For 244 years this July 4 (or 2nd), we have welcomed anyone to the shores of this nation who holds fast to those ideas. If you believe as we do, as our national creed inspires, then you are offered a place at our nation's table, regardless of where you came from. It has helped to make us the wealthiest, the most generous, and most inspiring to opportunity nation in history. We all can imagine our own version of the American Dream, a dream that has as its root the words, "All men are created equal."
However, as the 50th anniversary celebration neared, John Adams issued a warning to his fellow citizens,
"My best wishes, in the joys, and festivities, and the solemn services of that day on which will be completed the fiftieth year from its birth, of the independence of the United States: a memorable epoch in the annals of the human race, destined in future history to form the brightest or the blackest page, according to the use or the abuse of those political institutions by which they shall, in time to come, be shaped by the human mind."
It's as the story goes, that when Benjamin Franklin was leaving the Constitutional Convention in 1787, a woman stopped him and asked, "Mr. Franklin, what kind of government have you given us?" To which Franklin was said to have replied, "A Republic...if you can keep it."
July 4 reminds us that we must constantly work to keep our Republic. We fight against forces that Adams feared would shape our political institutions away from the ideals of the founding, away from the self-evident truths that the Creator has given, to those shaped, and warped, by the human mind towards a want and lust for human power.

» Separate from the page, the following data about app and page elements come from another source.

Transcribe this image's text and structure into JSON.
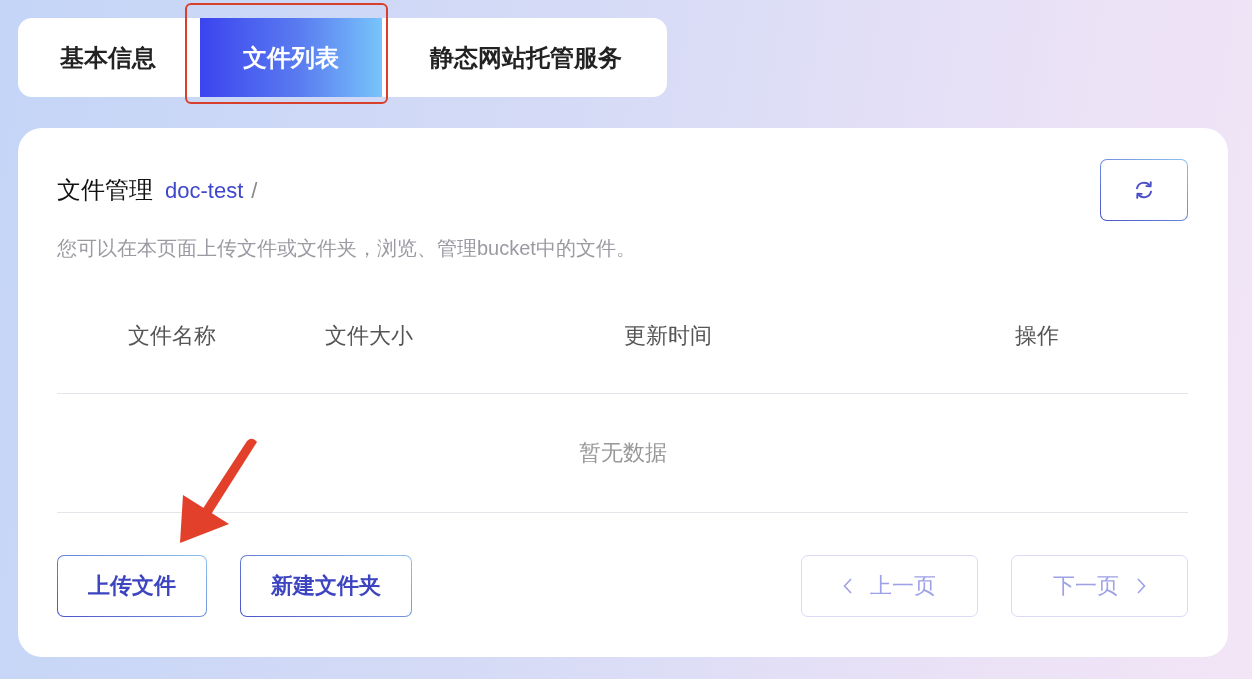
{
  "tabs": [
    {
      "label": "基本信息",
      "selected": false,
      "framed": false
    },
    {
      "label": "文件列表",
      "selected": true,
      "framed": true
    },
    {
      "label": "静态网站托管服务",
      "selected": false,
      "framed": false
    }
  ],
  "file_manager": {
    "title": "文件管理",
    "bucket": "doc-test",
    "path_separator": "/",
    "description": "您可以在本页面上传文件或文件夹，浏览、管理bucket中的文件。"
  },
  "table": {
    "columns": [
      "文件名称",
      "文件大小",
      "更新时间",
      "操作"
    ],
    "empty_text": "暂无数据"
  },
  "actions": [
    {
      "label": "上传文件",
      "arrow": true
    },
    {
      "label": "新建文件夹",
      "arrow": false
    }
  ],
  "pagination": [
    {
      "kind": "prev",
      "label": "上一页",
      "disabled": true
    },
    {
      "kind": "next",
      "label": "下一页",
      "disabled": true
    }
  ]
}
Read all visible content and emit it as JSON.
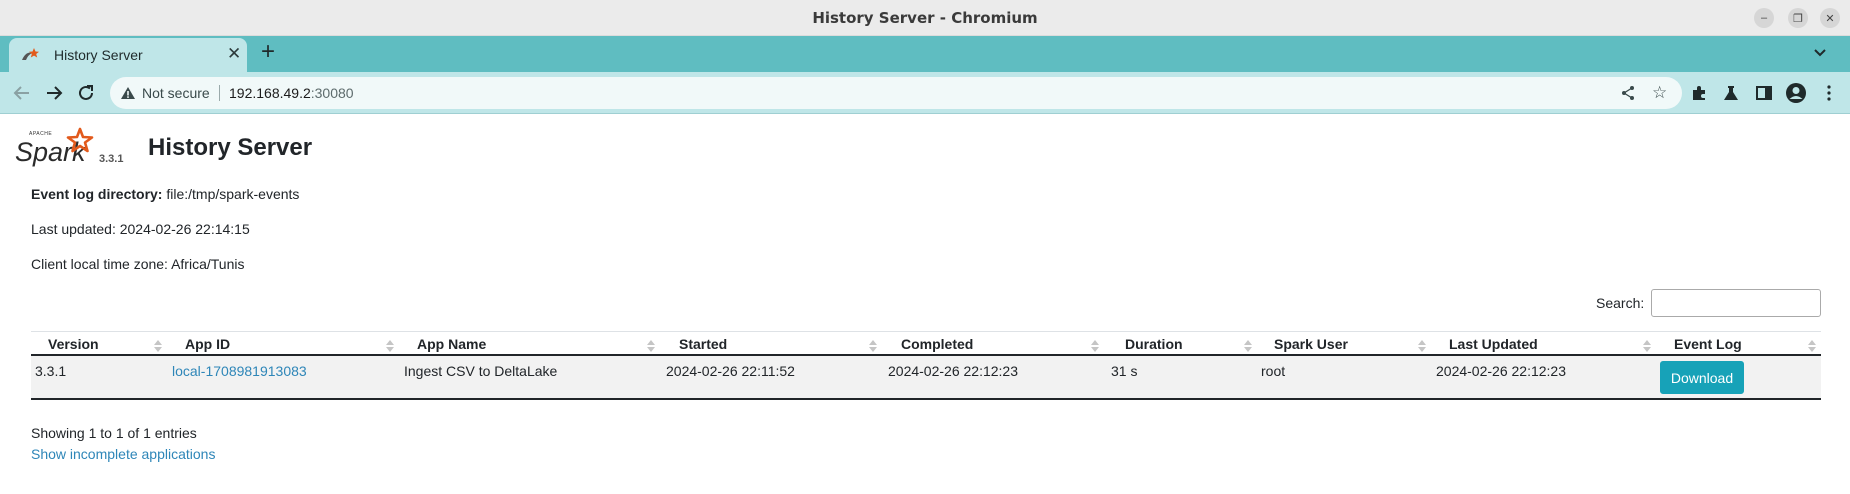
{
  "window": {
    "title": "History Server - Chromium",
    "controls": {
      "minimize": "–",
      "maximize": "❐",
      "close": "✕"
    }
  },
  "browser": {
    "tab": {
      "title": "History Server",
      "close": "✕"
    },
    "new_tab": "+",
    "address": {
      "security_label": "Not secure",
      "host": "192.168.49.2",
      "port": ":30080"
    }
  },
  "page": {
    "logo_text": "Spark",
    "spark_version": "3.3.1",
    "title": "History Server",
    "event_log_label": "Event log directory:",
    "event_log_value": " file:/tmp/spark-events",
    "last_updated": "Last updated: 2024-02-26 22:14:15",
    "timezone": "Client local time zone: Africa/Tunis",
    "search_label": "Search:",
    "search_value": "",
    "table": {
      "columns": [
        "Version",
        "App ID",
        "App Name",
        "Started",
        "Completed",
        "Duration",
        "Spark User",
        "Last Updated",
        "Event Log"
      ],
      "rows": [
        {
          "version": "3.3.1",
          "app_id": "local-1708981913083",
          "app_name": "Ingest CSV to DeltaLake",
          "started": "2024-02-26 22:11:52",
          "completed": "2024-02-26 22:12:23",
          "duration": "31 s",
          "spark_user": "root",
          "last_updated": "2024-02-26 22:12:23",
          "event_log": "Download"
        }
      ]
    },
    "showing": "Showing 1 to 1 of 1 entries",
    "incomplete_link": "Show incomplete applications"
  },
  "colors": {
    "accent_tab": "#5fbdc1",
    "toolbar": "#bfe6e8",
    "link": "#2e86b8",
    "button": "#17a2b8"
  }
}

Just as John Adams wrote his wife that long ago July 3, if we do not work to secure the blessings of liberty for our future, then we too should rue it, but with the faithful dedication of my fellow Americans, I trust in God We shall not.
Yours in the 244th year of our Freedom,